**WHAT NEEDS TO BE DONE**
Write out every entry below word for word, leaving nothing out.

··········

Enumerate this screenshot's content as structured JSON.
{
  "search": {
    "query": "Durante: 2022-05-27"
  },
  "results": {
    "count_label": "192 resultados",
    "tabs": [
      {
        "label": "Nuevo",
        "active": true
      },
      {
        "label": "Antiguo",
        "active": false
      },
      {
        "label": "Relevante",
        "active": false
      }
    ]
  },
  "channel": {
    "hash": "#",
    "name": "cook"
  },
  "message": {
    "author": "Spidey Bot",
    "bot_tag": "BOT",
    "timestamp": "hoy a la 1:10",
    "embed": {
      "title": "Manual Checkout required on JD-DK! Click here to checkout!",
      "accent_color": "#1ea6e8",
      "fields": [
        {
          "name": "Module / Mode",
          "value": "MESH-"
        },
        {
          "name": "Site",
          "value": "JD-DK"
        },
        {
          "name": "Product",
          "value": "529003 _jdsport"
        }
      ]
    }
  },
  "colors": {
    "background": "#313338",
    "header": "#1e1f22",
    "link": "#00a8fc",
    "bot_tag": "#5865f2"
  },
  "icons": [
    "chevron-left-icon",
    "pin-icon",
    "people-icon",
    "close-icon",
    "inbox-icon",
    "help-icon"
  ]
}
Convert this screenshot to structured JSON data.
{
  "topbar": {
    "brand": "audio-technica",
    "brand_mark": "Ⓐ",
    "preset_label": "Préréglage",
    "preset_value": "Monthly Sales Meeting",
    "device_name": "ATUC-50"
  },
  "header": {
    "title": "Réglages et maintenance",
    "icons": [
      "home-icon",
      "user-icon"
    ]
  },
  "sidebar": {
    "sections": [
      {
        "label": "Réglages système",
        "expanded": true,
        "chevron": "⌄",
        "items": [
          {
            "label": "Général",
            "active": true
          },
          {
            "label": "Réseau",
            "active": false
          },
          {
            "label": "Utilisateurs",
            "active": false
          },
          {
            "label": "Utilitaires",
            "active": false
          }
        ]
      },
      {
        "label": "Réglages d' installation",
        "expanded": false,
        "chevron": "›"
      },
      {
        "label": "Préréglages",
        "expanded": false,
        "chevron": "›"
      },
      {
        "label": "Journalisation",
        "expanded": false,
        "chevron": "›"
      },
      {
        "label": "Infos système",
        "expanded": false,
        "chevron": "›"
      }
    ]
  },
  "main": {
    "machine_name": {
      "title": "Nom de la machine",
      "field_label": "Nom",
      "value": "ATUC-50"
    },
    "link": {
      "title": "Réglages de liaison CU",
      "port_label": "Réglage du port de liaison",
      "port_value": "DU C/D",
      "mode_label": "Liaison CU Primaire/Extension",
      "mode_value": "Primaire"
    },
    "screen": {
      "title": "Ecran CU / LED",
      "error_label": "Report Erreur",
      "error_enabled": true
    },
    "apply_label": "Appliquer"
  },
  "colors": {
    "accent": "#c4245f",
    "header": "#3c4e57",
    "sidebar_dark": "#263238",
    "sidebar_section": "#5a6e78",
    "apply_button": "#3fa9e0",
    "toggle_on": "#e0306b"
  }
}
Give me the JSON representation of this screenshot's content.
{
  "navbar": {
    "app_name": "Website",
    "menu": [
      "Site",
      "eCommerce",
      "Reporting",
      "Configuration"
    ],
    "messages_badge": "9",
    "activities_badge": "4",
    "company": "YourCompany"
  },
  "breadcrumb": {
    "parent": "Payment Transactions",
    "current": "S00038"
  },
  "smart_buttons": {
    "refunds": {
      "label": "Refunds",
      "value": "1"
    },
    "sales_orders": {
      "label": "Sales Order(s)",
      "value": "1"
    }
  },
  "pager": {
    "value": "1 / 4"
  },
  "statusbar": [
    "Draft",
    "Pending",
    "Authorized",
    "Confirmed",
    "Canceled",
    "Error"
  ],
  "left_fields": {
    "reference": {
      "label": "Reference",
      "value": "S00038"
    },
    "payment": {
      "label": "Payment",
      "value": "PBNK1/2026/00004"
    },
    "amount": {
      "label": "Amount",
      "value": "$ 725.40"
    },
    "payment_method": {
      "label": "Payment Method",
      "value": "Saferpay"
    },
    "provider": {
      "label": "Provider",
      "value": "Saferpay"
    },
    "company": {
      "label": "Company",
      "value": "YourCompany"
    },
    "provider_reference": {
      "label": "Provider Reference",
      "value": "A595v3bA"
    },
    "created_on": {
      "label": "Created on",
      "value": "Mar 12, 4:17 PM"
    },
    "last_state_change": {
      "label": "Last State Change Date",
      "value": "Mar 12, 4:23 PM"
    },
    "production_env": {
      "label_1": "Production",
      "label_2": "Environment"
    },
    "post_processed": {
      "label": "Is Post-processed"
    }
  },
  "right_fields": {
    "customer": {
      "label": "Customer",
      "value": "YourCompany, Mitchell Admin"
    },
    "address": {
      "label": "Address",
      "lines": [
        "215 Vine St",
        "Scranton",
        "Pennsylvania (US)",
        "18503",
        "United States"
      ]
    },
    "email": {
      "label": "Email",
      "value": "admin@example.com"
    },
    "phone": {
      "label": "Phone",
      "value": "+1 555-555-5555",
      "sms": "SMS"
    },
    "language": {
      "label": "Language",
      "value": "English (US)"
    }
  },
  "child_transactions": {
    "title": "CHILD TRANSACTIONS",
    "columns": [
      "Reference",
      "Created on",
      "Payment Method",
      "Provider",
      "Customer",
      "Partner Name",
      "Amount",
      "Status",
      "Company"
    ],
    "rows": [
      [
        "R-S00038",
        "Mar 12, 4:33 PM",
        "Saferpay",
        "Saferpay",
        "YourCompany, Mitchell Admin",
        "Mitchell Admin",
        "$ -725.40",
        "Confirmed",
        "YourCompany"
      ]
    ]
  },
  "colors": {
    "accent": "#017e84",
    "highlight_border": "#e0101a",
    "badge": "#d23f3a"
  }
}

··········

**WRITTEN RESPONSE**
Enumerate this screenshot's content as structured JSON.
{
  "search": {
    "query": "Durante: 2022-05-27"
  },
  "results": {
    "count_label": "192 resultados",
    "tabs": [
      {
        "label": "Nuevo",
        "active": true
      },
      {
        "label": "Antiguo",
        "active": false
      },
      {
        "label": "Relevante",
        "active": false
      }
    ]
  },
  "channel": {
    "hash": "#",
    "name": "cook"
  },
  "message": {
    "author": "Spidey Bot",
    "bot_tag": "BOT",
    "timestamp": "hoy a la 1:10",
    "embed": {
      "title": "Manual Checkout required on JD-DK! Click here to checkout!",
      "accent_color": "#1ea6e8",
      "fields": [
        {
          "name": "Module / Mode",
          "value": "MESH-"
        },
        {
          "name": "Site",
          "value": "JD-DK"
        },
        {
          "name": "Product",
          "value": "529003 _jdsport"
        }
      ]
    }
  },
  "colors": {
    "background": "#313338",
    "header": "#1e1f22",
    "link": "#00a8fc",
    "bot_tag": "#5865f2"
  },
  "icons": [
    "chevron-left-icon",
    "pin-icon",
    "people-icon",
    "close-icon",
    "inbox-icon",
    "help-icon"
  ]
}
Convert this screenshot to structured JSON data.
{
  "topbar": {
    "brand": "audio-technica",
    "brand_mark": "Ⓐ",
    "preset_label": "Préréglage",
    "preset_value": "Monthly Sales Meeting",
    "device_name": "ATUC-50"
  },
  "header": {
    "title": "Réglages et maintenance",
    "icons": [
      "home-icon",
      "user-icon"
    ]
  },
  "sidebar": {
    "sections": [
      {
        "label": "Réglages système",
        "expanded": true,
        "chevron": "⌄",
        "items": [
          {
            "label": "Général",
            "active": true
          },
          {
            "label": "Réseau",
            "active": false
          },
          {
            "label": "Utilisateurs",
            "active": false
          },
          {
            "label": "Utilitaires",
            "active": false
          }
        ]
      },
      {
        "label": "Réglages d' installation",
        "expanded": false,
        "chevron": "›"
      },
      {
        "label": "Préréglages",
        "expanded": false,
        "chevron": "›"
      },
      {
        "label": "Journalisation",
        "expanded": false,
        "chevron": "›"
      },
      {
        "label": "Infos système",
        "expanded": false,
        "chevron": "›"
      }
    ]
  },
  "main": {
    "machine_name": {
      "title": "Nom de la machine",
      "field_label": "Nom",
      "value": "ATUC-50"
    },
    "link": {
      "title": "Réglages de liaison CU",
      "port_label": "Réglage du port de liaison",
      "port_value": "DU C/D",
      "mode_label": "Liaison CU Primaire/Extension",
      "mode_value": "Primaire"
    },
    "screen": {
      "title": "Ecran CU / LED",
      "error_label": "Report Erreur",
      "error_enabled": true
    },
    "apply_label": "Appliquer"
  },
  "colors": {
    "accent": "#c4245f",
    "header": "#3c4e57",
    "sidebar_dark": "#263238",
    "sidebar_section": "#5a6e78",
    "apply_button": "#3fa9e0",
    "toggle_on": "#e0306b"
  }
}
Give me the JSON representation of this screenshot's content.
{
  "navbar": {
    "app_name": "Website",
    "menu": [
      "Site",
      "eCommerce",
      "Reporting",
      "Configuration"
    ],
    "messages_badge": "9",
    "activities_badge": "4",
    "company": "YourCompany"
  },
  "breadcrumb": {
    "parent": "Payment Transactions",
    "current": "S00038"
  },
  "smart_buttons": {
    "refunds": {
      "label": "Refunds",
      "value": "1"
    },
    "sales_orders": {
      "label": "Sales Order(s)",
      "value": "1"
    }
  },
  "pager": {
    "value": "1 / 4"
  },
  "statusbar": [
    "Draft",
    "Pending",
    "Authorized",
    "Confirmed",
    "Canceled",
    "Error"
  ],
  "left_fields": {
    "reference": {
      "label": "Reference",
      "value": "S00038"
    },
    "payment": {
      "label": "Payment",
      "value": "PBNK1/2026/00004"
    },
    "amount": {
      "label": "Amount",
      "value": "$ 725.40"
    },
    "payment_method": {
      "label": "Payment Method",
      "value": "Saferpay"
    },
    "provider": {
      "label": "Provider",
      "value": "Saferpay"
    },
    "company": {
      "label": "Company",
      "value": "YourCompany"
    },
    "provider_reference": {
      "label": "Provider Reference",
      "value": "A595v3bA"
    },
    "created_on": {
      "label": "Created on",
      "value": "Mar 12, 4:17 PM"
    },
    "last_state_change": {
      "label": "Last State Change Date",
      "value": "Mar 12, 4:23 PM"
    },
    "production_env": {
      "label_1": "Production",
      "label_2": "Environment"
    },
    "post_processed": {
      "label": "Is Post-processed"
    }
  },
  "right_fields": {
    "customer": {
      "label": "Customer",
      "value": "YourCompany, Mitchell Admin"
    },
    "address": {
      "label": "Address",
      "lines": [
        "215 Vine St",
        "Scranton",
        "Pennsylvania (US)",
        "18503",
        "United States"
      ]
    },
    "email": {
      "label": "Email",
      "value": "admin@example.com"
    },
    "phone": {
      "label": "Phone",
      "value": "+1 555-555-5555",
      "sms": "SMS"
    },
    "language": {
      "label": "Language",
      "value": "English (US)"
    }
  },
  "child_transactions": {
    "title": "CHILD TRANSACTIONS",
    "columns": [
      "Reference",
      "Created on",
      "Payment Method",
      "Provider",
      "Customer",
      "Partner Name",
      "Amount",
      "Status",
      "Company"
    ],
    "rows": [
      [
        "R-S00038",
        "Mar 12, 4:33 PM",
        "Saferpay",
        "Saferpay",
        "YourCompany, Mitchell Admin",
        "Mitchell Admin",
        "$ -725.40",
        "Confirmed",
        "YourCompany"
      ]
    ]
  },
  "colors": {
    "accent": "#017e84",
    "highlight_border": "#e0101a",
    "badge": "#d23f3a"
  }
}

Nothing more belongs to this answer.